How much did your spouse participate in the business? If each of you worked actively and contributed equally to the company it increases the likelihood the asset will be considered as part of community property. It is important to note the Court will look at your spouse’s contributions over a long period of years. Making changes in the short term for the sake of the divorce will not change the base equation.
One of the strategies to allow you to keep your business during a San Diego divorce is to keep business finances completely separate from marital finances. Company finances should always be completely separate from personal finances as this is a crucial element in protecting the “corporate veil.” You should be paying yourself a reasonable salary and leaving other profits within the company. This can help to protect your business during the process of a divorce.
Community property in a San Diego divorce is generally to be divided equally between the parties. In order to keep your business it will usually be necessary to “offset” any community interest your spouse has in the company.
The Court will seek to establish the valuation of the business interest. Hiring an independent expert analyst to establish the valuation of your business interest is another of the proven strategies to allow you to keep your business during a San Diego divorce. There are many ways to properly value a business. The assessment of an expert can work in your favor as you work to keep your company.
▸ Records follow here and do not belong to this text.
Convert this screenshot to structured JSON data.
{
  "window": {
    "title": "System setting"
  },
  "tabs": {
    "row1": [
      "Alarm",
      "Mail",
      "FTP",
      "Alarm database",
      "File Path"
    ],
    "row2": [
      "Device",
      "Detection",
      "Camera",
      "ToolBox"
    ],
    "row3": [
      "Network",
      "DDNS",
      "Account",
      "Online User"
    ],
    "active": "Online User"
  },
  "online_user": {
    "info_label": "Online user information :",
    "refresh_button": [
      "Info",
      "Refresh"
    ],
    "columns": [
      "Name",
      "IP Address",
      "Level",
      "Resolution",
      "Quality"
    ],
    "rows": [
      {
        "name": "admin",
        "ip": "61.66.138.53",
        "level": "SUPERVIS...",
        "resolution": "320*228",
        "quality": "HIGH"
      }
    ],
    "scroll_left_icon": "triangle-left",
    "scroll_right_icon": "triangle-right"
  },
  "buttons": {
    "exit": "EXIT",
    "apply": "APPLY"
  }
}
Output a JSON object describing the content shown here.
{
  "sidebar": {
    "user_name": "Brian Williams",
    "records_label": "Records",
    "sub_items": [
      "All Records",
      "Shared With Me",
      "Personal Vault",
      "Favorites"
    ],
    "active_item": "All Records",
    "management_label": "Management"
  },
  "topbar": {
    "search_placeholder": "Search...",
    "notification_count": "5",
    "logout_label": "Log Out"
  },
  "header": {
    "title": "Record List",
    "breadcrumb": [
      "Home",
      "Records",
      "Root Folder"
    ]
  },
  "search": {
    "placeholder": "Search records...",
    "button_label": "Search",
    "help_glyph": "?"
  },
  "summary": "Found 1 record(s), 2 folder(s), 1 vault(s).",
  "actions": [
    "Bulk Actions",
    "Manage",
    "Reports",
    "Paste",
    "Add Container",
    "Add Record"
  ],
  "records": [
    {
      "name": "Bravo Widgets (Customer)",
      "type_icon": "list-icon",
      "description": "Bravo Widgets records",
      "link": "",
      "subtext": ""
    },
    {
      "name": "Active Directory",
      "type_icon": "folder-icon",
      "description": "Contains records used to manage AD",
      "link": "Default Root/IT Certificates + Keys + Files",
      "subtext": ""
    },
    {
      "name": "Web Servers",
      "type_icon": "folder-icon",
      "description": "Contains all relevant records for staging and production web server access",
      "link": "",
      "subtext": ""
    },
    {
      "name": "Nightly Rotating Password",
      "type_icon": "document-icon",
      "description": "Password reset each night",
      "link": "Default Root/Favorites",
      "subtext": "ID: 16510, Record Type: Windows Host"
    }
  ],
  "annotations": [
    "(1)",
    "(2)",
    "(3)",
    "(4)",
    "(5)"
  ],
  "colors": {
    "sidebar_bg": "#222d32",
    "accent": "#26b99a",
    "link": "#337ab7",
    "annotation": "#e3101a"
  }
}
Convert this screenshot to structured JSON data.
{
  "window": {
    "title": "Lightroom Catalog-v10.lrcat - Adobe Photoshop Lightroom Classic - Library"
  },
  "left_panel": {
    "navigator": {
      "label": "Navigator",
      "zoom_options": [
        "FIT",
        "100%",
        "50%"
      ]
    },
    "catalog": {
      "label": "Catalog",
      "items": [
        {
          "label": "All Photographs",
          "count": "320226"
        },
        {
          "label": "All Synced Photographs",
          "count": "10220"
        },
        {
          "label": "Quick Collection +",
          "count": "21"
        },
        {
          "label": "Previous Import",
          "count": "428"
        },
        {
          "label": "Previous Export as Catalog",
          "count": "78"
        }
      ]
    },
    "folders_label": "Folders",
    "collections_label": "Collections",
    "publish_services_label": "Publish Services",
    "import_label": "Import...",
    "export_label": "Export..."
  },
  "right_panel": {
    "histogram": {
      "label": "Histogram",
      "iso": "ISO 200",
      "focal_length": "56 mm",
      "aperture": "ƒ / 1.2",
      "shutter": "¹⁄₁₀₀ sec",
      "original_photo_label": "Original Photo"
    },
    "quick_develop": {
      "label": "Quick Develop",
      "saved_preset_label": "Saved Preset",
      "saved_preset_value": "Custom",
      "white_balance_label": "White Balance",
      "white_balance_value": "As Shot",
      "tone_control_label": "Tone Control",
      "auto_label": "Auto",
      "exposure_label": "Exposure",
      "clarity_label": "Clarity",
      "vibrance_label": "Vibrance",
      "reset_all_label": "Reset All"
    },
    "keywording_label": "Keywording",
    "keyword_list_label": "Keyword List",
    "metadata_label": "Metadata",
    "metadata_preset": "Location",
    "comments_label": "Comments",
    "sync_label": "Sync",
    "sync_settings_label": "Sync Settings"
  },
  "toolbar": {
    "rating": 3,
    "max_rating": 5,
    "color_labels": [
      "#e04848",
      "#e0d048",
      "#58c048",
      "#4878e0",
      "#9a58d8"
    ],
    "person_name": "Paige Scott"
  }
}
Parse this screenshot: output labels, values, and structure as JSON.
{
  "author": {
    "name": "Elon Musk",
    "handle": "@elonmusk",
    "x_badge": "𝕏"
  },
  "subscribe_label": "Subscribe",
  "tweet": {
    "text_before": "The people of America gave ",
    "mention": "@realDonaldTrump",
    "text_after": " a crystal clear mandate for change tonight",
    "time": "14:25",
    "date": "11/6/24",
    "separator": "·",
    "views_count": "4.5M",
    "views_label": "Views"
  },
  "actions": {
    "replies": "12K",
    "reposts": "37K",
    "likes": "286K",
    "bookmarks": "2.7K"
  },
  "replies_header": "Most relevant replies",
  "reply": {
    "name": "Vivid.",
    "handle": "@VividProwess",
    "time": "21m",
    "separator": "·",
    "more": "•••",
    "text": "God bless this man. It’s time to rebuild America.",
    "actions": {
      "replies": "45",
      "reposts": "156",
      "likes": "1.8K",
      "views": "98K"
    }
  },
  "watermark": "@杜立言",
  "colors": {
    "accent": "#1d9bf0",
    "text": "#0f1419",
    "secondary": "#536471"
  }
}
For example, a newer business may have a much lower financial value and a high debt to income ratio. Some businesses have little or no assets and are based upon the expertise or skills of the business owner. Your business may have little or no value without you, and this can work in your favor during the process of a divorce.
Another of the strategies to allow you to keep your business during a San Diego divorce is to carefully analyze and establish the value of all marital assets. Ensuring an accurate assessment of existing assets is especially important as you work to offset the community interest in the business. Consider the assets you wish to protect and those you may be willing to give up as part of the property settlement negotiations.
What other alternatives are available to offset any marital interest in the business? It may be important to obtain a business loan or to provide your former spouse with a secured interest in your company. You may also wish to consider an instrument which allows you to make regular payments to retire their marital interest in the company over time.
The experienced, proven Certified Family Law Specialists at Burke & Domercq work with you to develop and implement strategies to allow you to keep your business during a San Diego divorce.